■ WORK INSTRUCTION ■
Down to the last line, repeat the entries exactly and drop any image.
GIVEN ENTRIES Block Start
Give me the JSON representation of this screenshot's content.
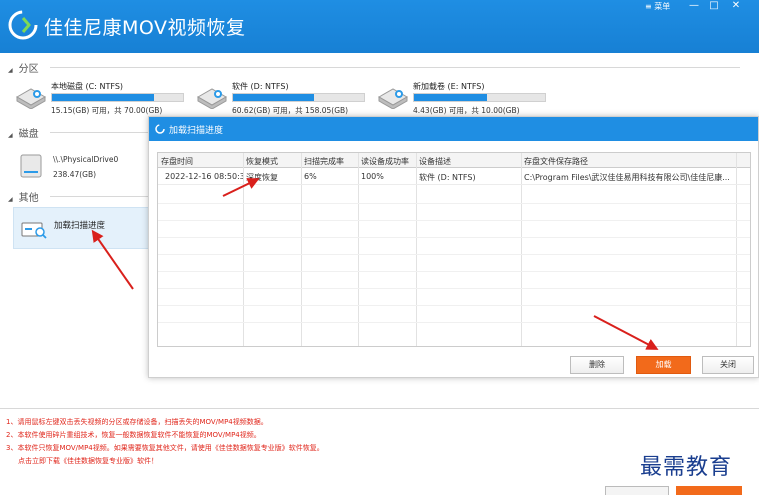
{
  "app": {
    "title": "佳佳尼康MOV视频恢复",
    "menu_label": "菜单",
    "minimize_glyph": "—",
    "maximize_glyph": "□",
    "close_glyph": "✕"
  },
  "sections": {
    "partition": "分区",
    "disk": "磁盘",
    "other": "其他"
  },
  "partitions": [
    {
      "name": "本地磁盘 (C: NTFS)",
      "capacity": "15.15(GB) 可用，共 70.00(GB)",
      "used_fraction": 0.78
    },
    {
      "name": "软件 (D: NTFS)",
      "capacity": "60.62(GB) 可用，共 158.05(GB)",
      "used_fraction": 0.62
    },
    {
      "name": "新加载卷 (E: NTFS)",
      "capacity": "4.43(GB) 可用，共 10.00(GB)",
      "used_fraction": 0.56
    }
  ],
  "physical_drive": {
    "name": "\\\\.\\PhysicalDrive0",
    "capacity": "238.47(GB)"
  },
  "other_item": {
    "label": "加载扫描进度"
  },
  "dialog": {
    "title": "加载扫描进度",
    "columns": [
      "存盘时间",
      "恢复模式",
      "扫描完成率",
      "读设备成功率",
      "设备描述",
      "存盘文件保存路径"
    ],
    "rows": [
      [
        "2022-12-16 08:50:30",
        "深度恢复",
        "6%",
        "100%",
        "软件 (D: NTFS)",
        "C:\\Program Files\\武汉佳佳易用科技有限公司\\佳佳尼康..."
      ]
    ],
    "buttons": {
      "delete": "删除",
      "load": "加载",
      "close": "关闭"
    }
  },
  "notes": [
    "1、请用鼠标左键双击丢失视频的分区或存储设备，扫描丢失的MOV/MP4视频数据。",
    "2、本软件使用碎片重组技术，恢复一般数据恢复软件不能恢复的MOV/MP4视频。",
    "3、本软件只恢复MOV/MP4视频。如果需要恢复其他文件，请使用《佳佳数据恢复专业版》软件恢复。",
    "点击立即下载《佳佳数据恢复专业版》软件！"
  ],
  "watermark": "最需教育",
  "colors": {
    "accent": "#1f8ee3",
    "primary_button": "#f26a1b",
    "note_text": "#e0261b",
    "annotation_arrow": "#d9201c"
  }
}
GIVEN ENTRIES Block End
■ SOLUTION TO THE PROBLEM ■
Give me the JSON representation of this screenshot's content.
{
  "app": {
    "title": "佳佳尼康MOV视频恢复",
    "menu_label": "菜单",
    "minimize_glyph": "—",
    "maximize_glyph": "□",
    "close_glyph": "✕"
  },
  "sections": {
    "partition": "分区",
    "disk": "磁盘",
    "other": "其他"
  },
  "partitions": [
    {
      "name": "本地磁盘 (C: NTFS)",
      "capacity": "15.15(GB) 可用，共 70.00(GB)",
      "used_fraction": 0.78
    },
    {
      "name": "软件 (D: NTFS)",
      "capacity": "60.62(GB) 可用，共 158.05(GB)",
      "used_fraction": 0.62
    },
    {
      "name": "新加载卷 (E: NTFS)",
      "capacity": "4.43(GB) 可用，共 10.00(GB)",
      "used_fraction": 0.56
    }
  ],
  "physical_drive": {
    "name": "\\\\.\\PhysicalDrive0",
    "capacity": "238.47(GB)"
  },
  "other_item": {
    "label": "加载扫描进度"
  },
  "dialog": {
    "title": "加载扫描进度",
    "columns": [
      "存盘时间",
      "恢复模式",
      "扫描完成率",
      "读设备成功率",
      "设备描述",
      "存盘文件保存路径"
    ],
    "rows": [
      [
        "2022-12-16 08:50:30",
        "深度恢复",
        "6%",
        "100%",
        "软件 (D: NTFS)",
        "C:\\Program Files\\武汉佳佳易用科技有限公司\\佳佳尼康..."
      ]
    ],
    "buttons": {
      "delete": "删除",
      "load": "加载",
      "close": "关闭"
    }
  },
  "notes": [
    "1、请用鼠标左键双击丢失视频的分区或存储设备，扫描丢失的MOV/MP4视频数据。",
    "2、本软件使用碎片重组技术，恢复一般数据恢复软件不能恢复的MOV/MP4视频。",
    "3、本软件只恢复MOV/MP4视频。如果需要恢复其他文件，请使用《佳佳数据恢复专业版》软件恢复。",
    "点击立即下载《佳佳数据恢复专业版》软件！"
  ],
  "watermark": "最需教育",
  "colors": {
    "accent": "#1f8ee3",
    "primary_button": "#f26a1b",
    "note_text": "#e0261b",
    "annotation_arrow": "#d9201c"
  }
}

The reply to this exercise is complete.